→ **WHAT TO WORK ON**
Below are the records; count how many of their lines carry "horns" and give only the number.

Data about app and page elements
■ ■ ■ ■

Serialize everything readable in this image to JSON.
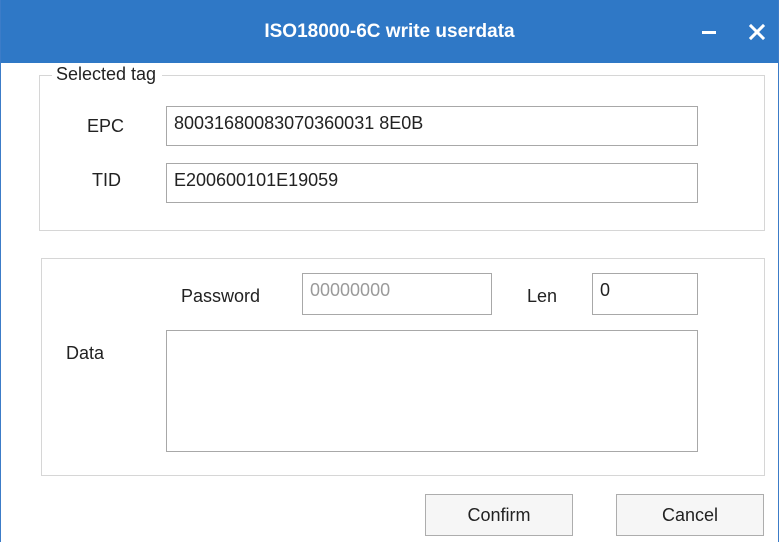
{
  "window": {
    "title": "ISO18000-6C write userdata"
  },
  "selected_tag": {
    "legend": "Selected tag",
    "epc_label": "EPC",
    "epc_value": "80031680083070360031 8E0B",
    "tid_label": "TID",
    "tid_value": "E200600101E19059"
  },
  "write_group": {
    "password_label": "Password",
    "password_value": "00000000",
    "len_label": "Len",
    "len_value": "0",
    "data_label": "Data",
    "data_value": ""
  },
  "buttons": {
    "confirm_label": "Confirm",
    "cancel_label": "Cancel"
  },
  "colors": {
    "titlebar": "#2f78c6",
    "border": "#d6d6d6"
  }
}
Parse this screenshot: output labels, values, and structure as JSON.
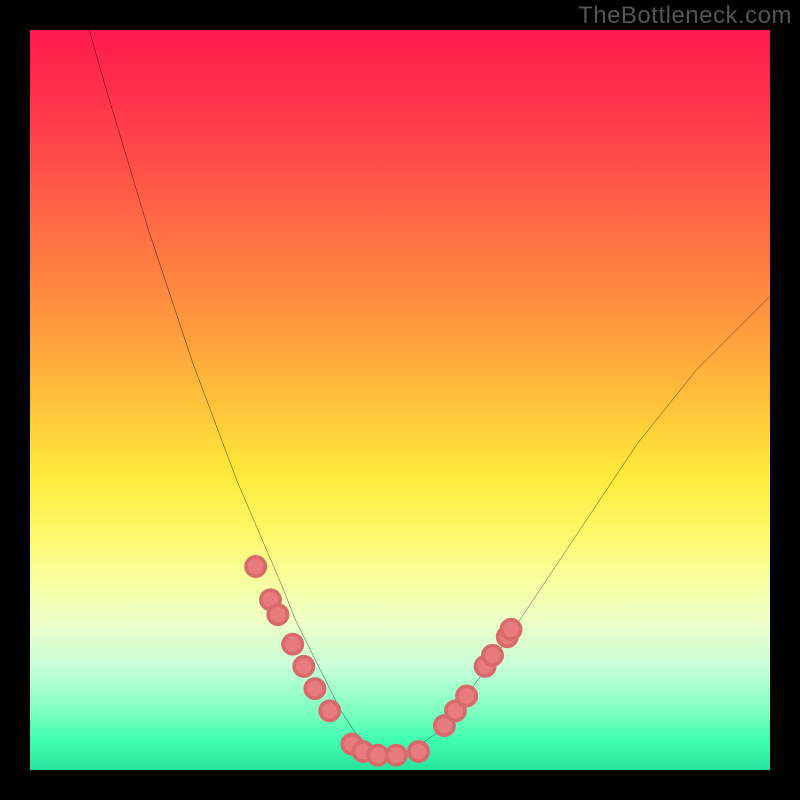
{
  "watermark": "TheBottleneck.com",
  "chart_data": {
    "type": "line",
    "title": "",
    "xlabel": "",
    "ylabel": "",
    "xlim": [
      0,
      100
    ],
    "ylim": [
      0,
      100
    ],
    "grid": false,
    "legend": false,
    "series": [
      {
        "name": "bottleneck-curve",
        "x": [
          8,
          10,
          13,
          16,
          19,
          22,
          25,
          28,
          31,
          34,
          36,
          38,
          40,
          42,
          44,
          46,
          48,
          50,
          52,
          55,
          58,
          62,
          66,
          70,
          74,
          78,
          82,
          86,
          90,
          95,
          100
        ],
        "y": [
          100,
          93,
          83,
          73,
          64,
          55,
          47,
          39,
          32,
          25,
          20,
          16,
          12,
          8,
          5,
          3,
          2,
          2,
          3,
          5,
          9,
          14,
          20,
          26,
          32,
          38,
          44,
          49,
          54,
          59,
          64
        ]
      }
    ],
    "markers": {
      "name": "highlight-dots",
      "x": [
        30.5,
        32.5,
        33.5,
        35.5,
        37.0,
        38.5,
        40.5,
        43.5,
        45.0,
        47.0,
        49.5,
        52.5,
        56.0,
        57.5,
        59.0,
        61.5,
        62.5,
        64.5,
        65.0
      ],
      "y": [
        27.5,
        23.0,
        21.0,
        17.0,
        14.0,
        11.0,
        8.0,
        3.5,
        2.5,
        2.0,
        2.0,
        2.5,
        6.0,
        8.0,
        10.0,
        14.0,
        15.5,
        18.0,
        19.0
      ]
    }
  }
}
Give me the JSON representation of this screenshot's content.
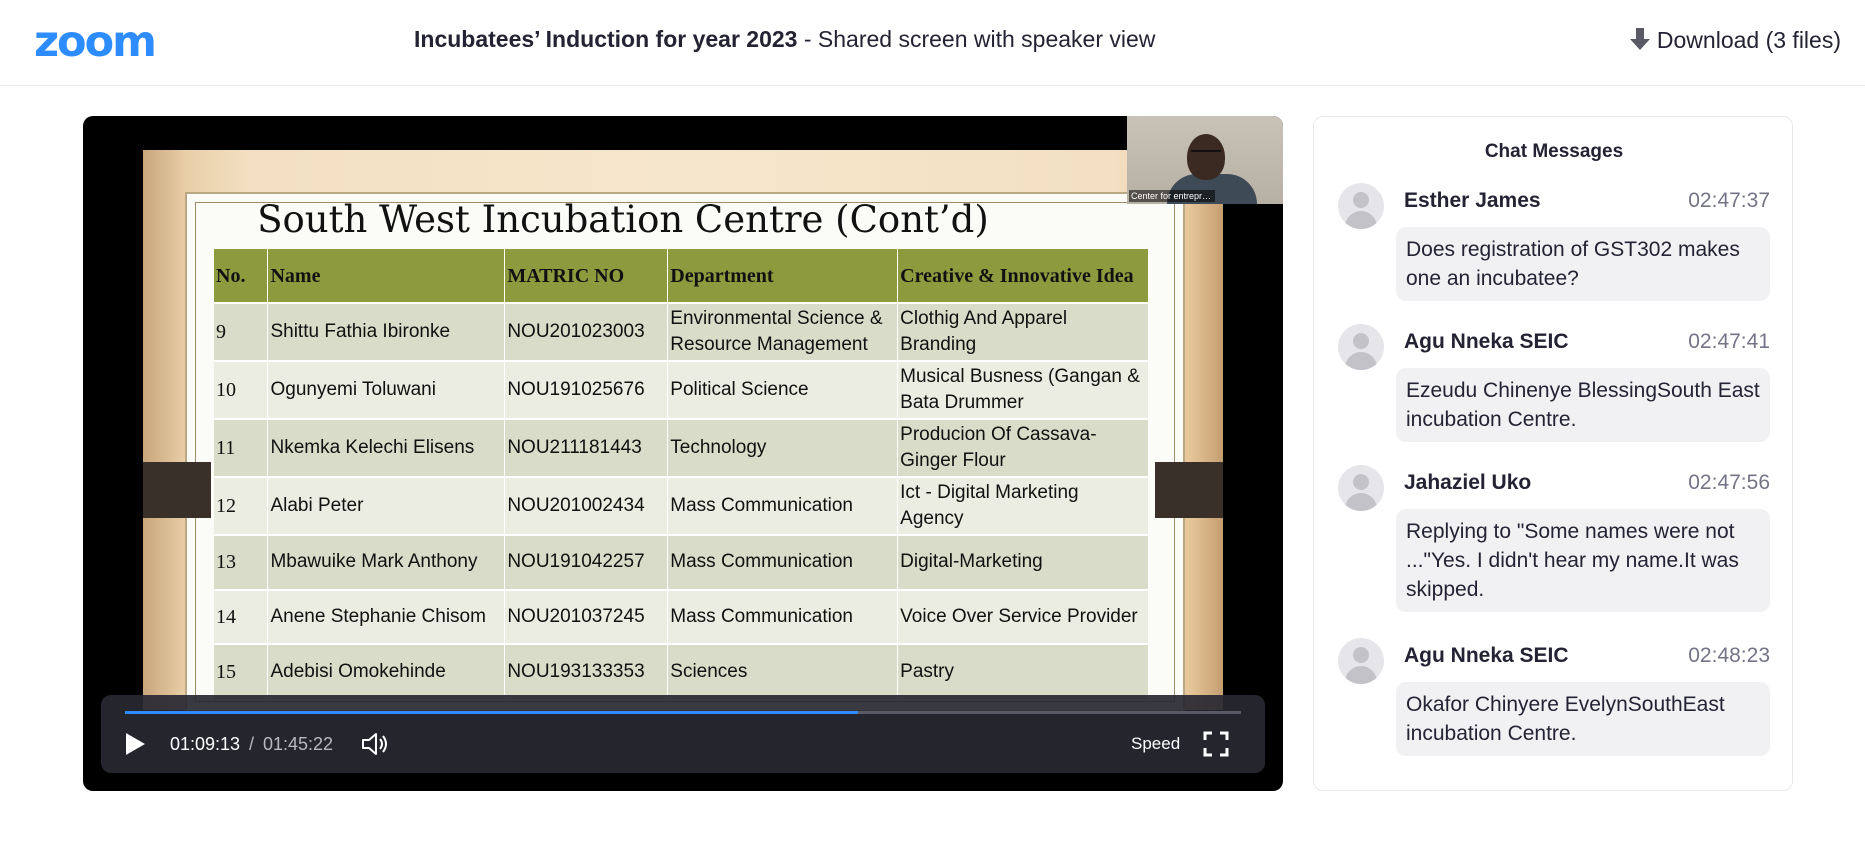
{
  "header": {
    "logo": "zoom",
    "title_bold": "Incubatees’ Induction for year 2023",
    "title_rest": " - Shared screen with speaker view",
    "download_label": "Download (3 files)"
  },
  "slide": {
    "title": "South West Incubation Centre (Cont’d)",
    "columns": [
      "No.",
      "Name",
      "MATRIC NO",
      "Department",
      "Creative & Innovative Idea"
    ],
    "rows": [
      [
        "9",
        "Shittu Fathia Ibironke",
        "NOU201023003",
        "Environmental Science & Resource Management",
        "Clothig And Apparel Branding"
      ],
      [
        "10",
        "Ogunyemi Toluwani",
        "NOU191025676",
        "Political Science",
        "Musical Busness (Gangan & Bata Drummer"
      ],
      [
        "11",
        "Nkemka Kelechi Elisens",
        "NOU211181443",
        "Technology",
        "Producion Of Cassava-Ginger Flour"
      ],
      [
        "12",
        "Alabi Peter",
        "NOU201002434",
        "Mass Communication",
        "Ict - Digital Marketing Agency"
      ],
      [
        "13",
        "Mbawuike Mark Anthony",
        "NOU191042257",
        "Mass Communication",
        "Digital-Marketing"
      ],
      [
        "14",
        "Anene Stephanie Chisom",
        "NOU201037245",
        "Mass Communication",
        "Voice Over Service Provider"
      ],
      [
        "15",
        "Adebisi Omokehinde",
        "NOU193133353",
        "Sciences",
        "Pastry"
      ]
    ]
  },
  "speaker": {
    "label": "Center for entrepren..."
  },
  "player": {
    "current_time": "01:09:13",
    "separator": "/",
    "duration": "01:45:22",
    "progress_fraction": 0.657,
    "speed_label": "Speed",
    "accent_color": "#2d8cff"
  },
  "chat": {
    "title": "Chat Messages",
    "messages": [
      {
        "sender": "Esther James",
        "time": "02:47:37",
        "text": "Does registration of GST302 makes one an incubatee?"
      },
      {
        "sender": "Agu Nneka SEIC",
        "time": "02:47:41",
        "text": "Ezeudu Chinenye BlessingSouth East incubation Centre."
      },
      {
        "sender": "Jahaziel Uko",
        "time": "02:47:56",
        "text": "Replying to \"Some names were not ...\"Yes. I didn't hear my name.It was skipped."
      },
      {
        "sender": "Agu Nneka SEIC",
        "time": "02:48:23",
        "text": "Okafor Chinyere EvelynSouthEast incubation Centre."
      }
    ]
  }
}
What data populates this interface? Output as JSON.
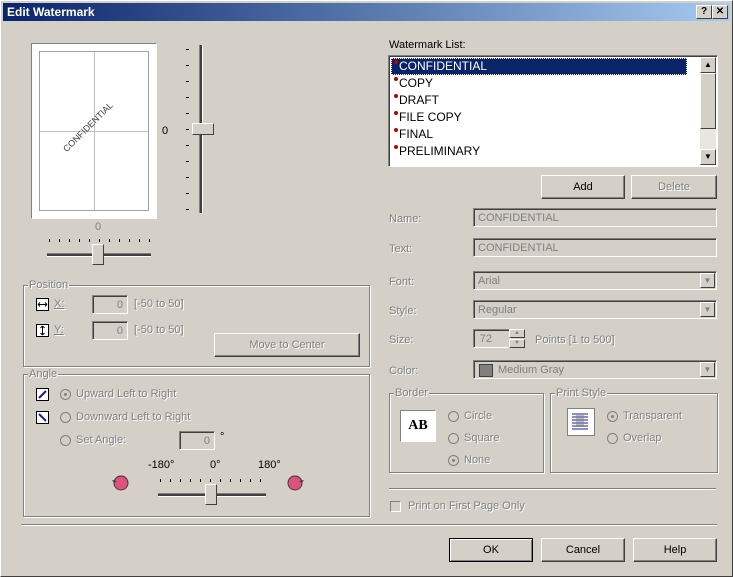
{
  "window": {
    "title": "Edit Watermark",
    "help_btn": "?",
    "close_btn": "✕"
  },
  "preview": {
    "watermark_text": "CONFIDENTIAL",
    "vertical_slider_value": "0",
    "horizontal_slider_value": "0"
  },
  "position": {
    "group_label": "Position",
    "x_label": "X:",
    "x_value": "0",
    "x_range": "[-50 to 50]",
    "y_label": "Y:",
    "y_value": "0",
    "y_range": "[-50 to 50]",
    "move_to_center": "Move to Center"
  },
  "angle": {
    "group_label": "Angle",
    "upward": "Upward Left to Right",
    "downward": "Downward Left to Right",
    "set_angle": "Set Angle:",
    "set_angle_value": "0",
    "degree_symbol": "°",
    "min": "-180°",
    "mid": "0°",
    "max": "180°"
  },
  "watermark_list": {
    "label": "Watermark List:",
    "items": [
      "CONFIDENTIAL",
      "COPY",
      "DRAFT",
      "FILE COPY",
      "FINAL",
      "PRELIMINARY"
    ],
    "selected": "CONFIDENTIAL"
  },
  "buttons": {
    "add": "Add",
    "delete": "Delete",
    "ok": "OK",
    "cancel": "Cancel",
    "help": "Help"
  },
  "fields": {
    "name_label": "Name:",
    "name_value": "CONFIDENTIAL",
    "text_label": "Text:",
    "text_value": "CONFIDENTIAL",
    "font_label": "Font:",
    "font_value": "Arial",
    "style_label": "Style:",
    "style_value": "Regular",
    "size_label": "Size:",
    "size_value": "72",
    "size_units": "Points [1 to 500]",
    "color_label": "Color:",
    "color_value": "Medium Gray",
    "color_swatch": "#808080"
  },
  "border": {
    "group_label": "Border",
    "sample": "AB",
    "circle": "Circle",
    "square": "Square",
    "none": "None"
  },
  "print_style": {
    "group_label": "Print Style",
    "transparent": "Transparent",
    "overlap": "Overlap"
  },
  "first_page_only": "Print on First Page Only",
  "colors": {
    "title_start": "#0a246a",
    "title_end": "#a6caf0",
    "selection": "#0a246a",
    "dialog_bg": "#d4d0c8",
    "bullet": "#c00000",
    "rotate_icon": "#e05080"
  }
}
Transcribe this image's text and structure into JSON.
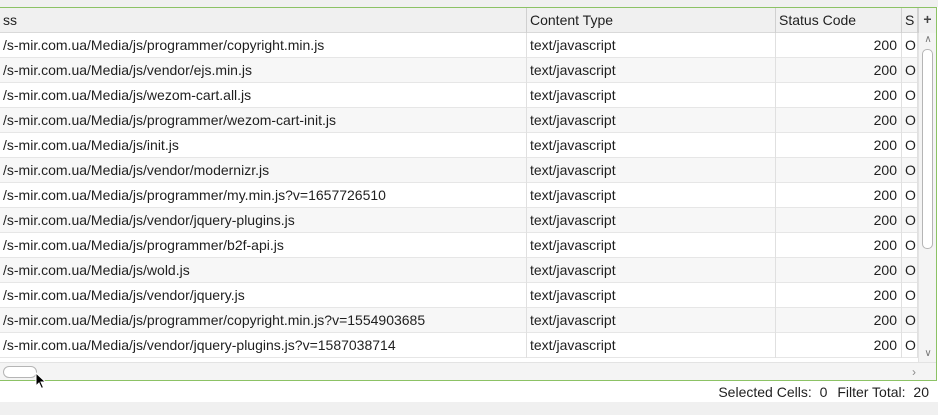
{
  "table": {
    "columns": [
      {
        "key": "address",
        "label": "ss"
      },
      {
        "key": "content_type",
        "label": "Content Type"
      },
      {
        "key": "status_code",
        "label": "Status Code"
      },
      {
        "key": "s",
        "label": "S"
      }
    ],
    "add_column_icon": "plus-icon",
    "rows": [
      {
        "address": "/s-mir.com.ua/Media/js/programmer/copyright.min.js",
        "content_type": "text/javascript",
        "status_code": "200",
        "s": "O"
      },
      {
        "address": "/s-mir.com.ua/Media/js/vendor/ejs.min.js",
        "content_type": "text/javascript",
        "status_code": "200",
        "s": "O"
      },
      {
        "address": "/s-mir.com.ua/Media/js/wezom-cart.all.js",
        "content_type": "text/javascript",
        "status_code": "200",
        "s": "O"
      },
      {
        "address": "/s-mir.com.ua/Media/js/programmer/wezom-cart-init.js",
        "content_type": "text/javascript",
        "status_code": "200",
        "s": "O"
      },
      {
        "address": "/s-mir.com.ua/Media/js/init.js",
        "content_type": "text/javascript",
        "status_code": "200",
        "s": "O"
      },
      {
        "address": "/s-mir.com.ua/Media/js/vendor/modernizr.js",
        "content_type": "text/javascript",
        "status_code": "200",
        "s": "O"
      },
      {
        "address": "/s-mir.com.ua/Media/js/programmer/my.min.js?v=1657726510",
        "content_type": "text/javascript",
        "status_code": "200",
        "s": "O"
      },
      {
        "address": "/s-mir.com.ua/Media/js/vendor/jquery-plugins.js",
        "content_type": "text/javascript",
        "status_code": "200",
        "s": "O"
      },
      {
        "address": "/s-mir.com.ua/Media/js/programmer/b2f-api.js",
        "content_type": "text/javascript",
        "status_code": "200",
        "s": "O"
      },
      {
        "address": "/s-mir.com.ua/Media/js/wold.js",
        "content_type": "text/javascript",
        "status_code": "200",
        "s": "O"
      },
      {
        "address": "/s-mir.com.ua/Media/js/vendor/jquery.js",
        "content_type": "text/javascript",
        "status_code": "200",
        "s": "O"
      },
      {
        "address": "/s-mir.com.ua/Media/js/programmer/copyright.min.js?v=1554903685",
        "content_type": "text/javascript",
        "status_code": "200",
        "s": "O"
      },
      {
        "address": "/s-mir.com.ua/Media/js/vendor/jquery-plugins.js?v=1587038714",
        "content_type": "text/javascript",
        "status_code": "200",
        "s": "O"
      }
    ]
  },
  "scrollbars": {
    "up_icon": "chevron-up-icon",
    "down_icon": "chevron-down-icon",
    "right_icon": "chevron-right-icon"
  },
  "status_bar": {
    "selected_cells_label": "Selected Cells:",
    "selected_cells_value": "0",
    "filter_total_label": "Filter Total:",
    "filter_total_value": "20"
  },
  "colors": {
    "frame_border": "#8cc265",
    "header_bg": "#f0f0f0"
  }
}
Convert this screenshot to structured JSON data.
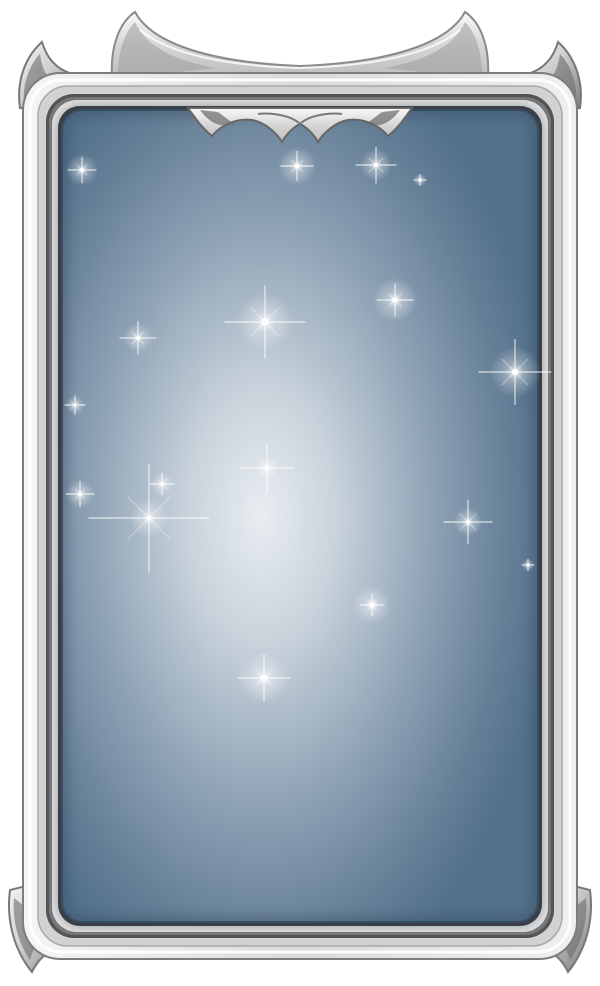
{
  "card": {
    "frame_metal": "silver",
    "colors": {
      "background": "#ffffff",
      "frame_light": "#f2f2f2",
      "frame_mid": "#c9c9c9",
      "frame_dark": "#6b6b6b",
      "frame_shadow": "#4a4a4a",
      "panel_center": "#e7ecf0",
      "panel_mid": "#a7b6c4",
      "panel_edge": "#4f6b84",
      "sparkle": "#ffffff"
    },
    "ornaments": [
      "crown-horns-top",
      "side-horns-top-left",
      "side-horns-top-right",
      "crown-notch-inner",
      "foot-horns-bottom-left",
      "foot-horns-bottom-right"
    ],
    "sparkle_count": 17
  }
}
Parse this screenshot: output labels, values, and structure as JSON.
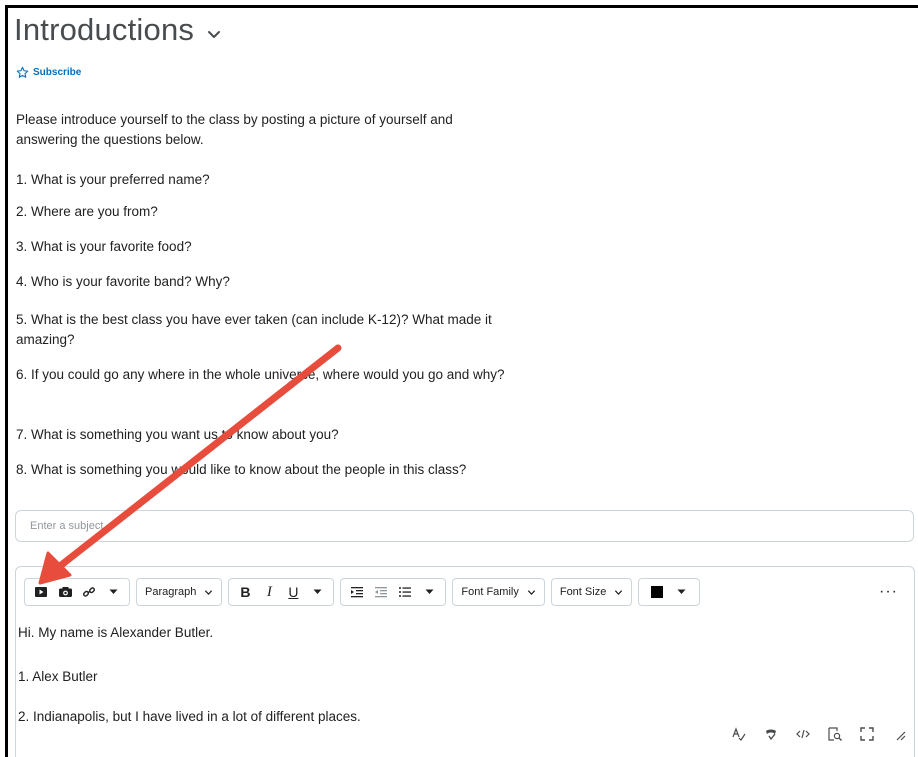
{
  "page": {
    "title": "Introductions",
    "subscribe_label": "Subscribe"
  },
  "prompt": {
    "intro": "Please introduce yourself to the class by posting a picture of yourself and answering the questions below.",
    "questions": [
      "1. What is your preferred name?",
      "2. Where are you from?",
      "3. What is your favorite food?",
      "4. Who is your favorite band? Why?",
      "5. What is the best class you have ever taken (can include K-12)? What made it amazing?",
      "6. If you could go any where in the whole universe, where would you go and why?",
      "7. What is something you want us to know about you?",
      "8. What is something you would like to know about the people in this class?"
    ]
  },
  "subject": {
    "placeholder": "Enter a subject"
  },
  "toolbar": {
    "insert_stuff_icon": "video-play-icon",
    "insert_image_icon": "camera-icon",
    "insert_link_icon": "link-icon",
    "paragraph_label": "Paragraph",
    "bold_label": "B",
    "italic_label": "I",
    "underline_label": "U",
    "font_family_label": "Font Family",
    "font_size_label": "Font Size",
    "text_color": "#000000",
    "more_label": "···"
  },
  "editor": {
    "lines": [
      "Hi. My name is Alexander Butler.",
      "1. Alex Butler",
      "2. Indianapolis, but I have lived in a lot of different places."
    ]
  },
  "colors": {
    "accent": "#006fbf",
    "annotation_arrow": "#e74c3c"
  }
}
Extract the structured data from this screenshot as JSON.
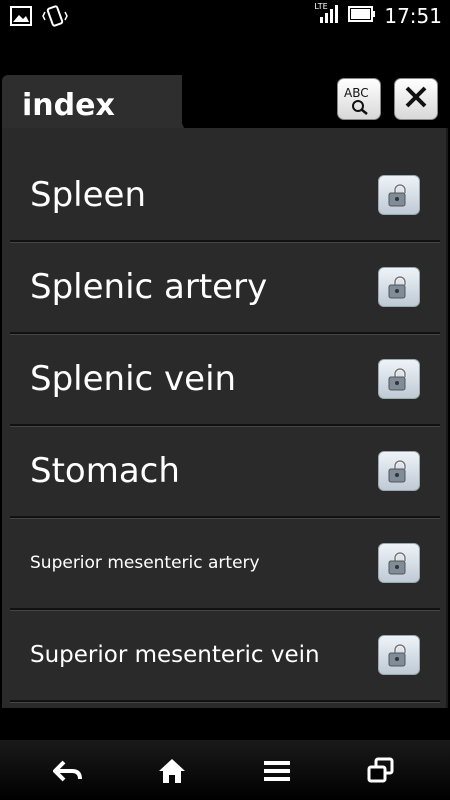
{
  "status": {
    "time": "17:51",
    "network": "LTE"
  },
  "header": {
    "tab_title": "index",
    "search_button_text": "ABC"
  },
  "items": [
    {
      "label": "Spleen",
      "size": 34
    },
    {
      "label": "Splenic artery",
      "size": 34
    },
    {
      "label": "Splenic vein",
      "size": 34
    },
    {
      "label": "Stomach",
      "size": 34
    },
    {
      "label": "Superior mesenteric artery",
      "size": 17
    },
    {
      "label": "Superior mesenteric vein",
      "size": 23
    }
  ],
  "colors": {
    "panel": "#2a2a2a",
    "background": "#000000",
    "text": "#ffffff"
  },
  "icons": [
    "gallery-icon",
    "vibrate-icon",
    "signal-icon",
    "battery-icon",
    "search-dictionary-icon",
    "close-icon",
    "lock-icon",
    "back-icon",
    "home-icon",
    "menu-icon",
    "recent-apps-icon"
  ]
}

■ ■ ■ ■

→ **ANSWER AREA**
5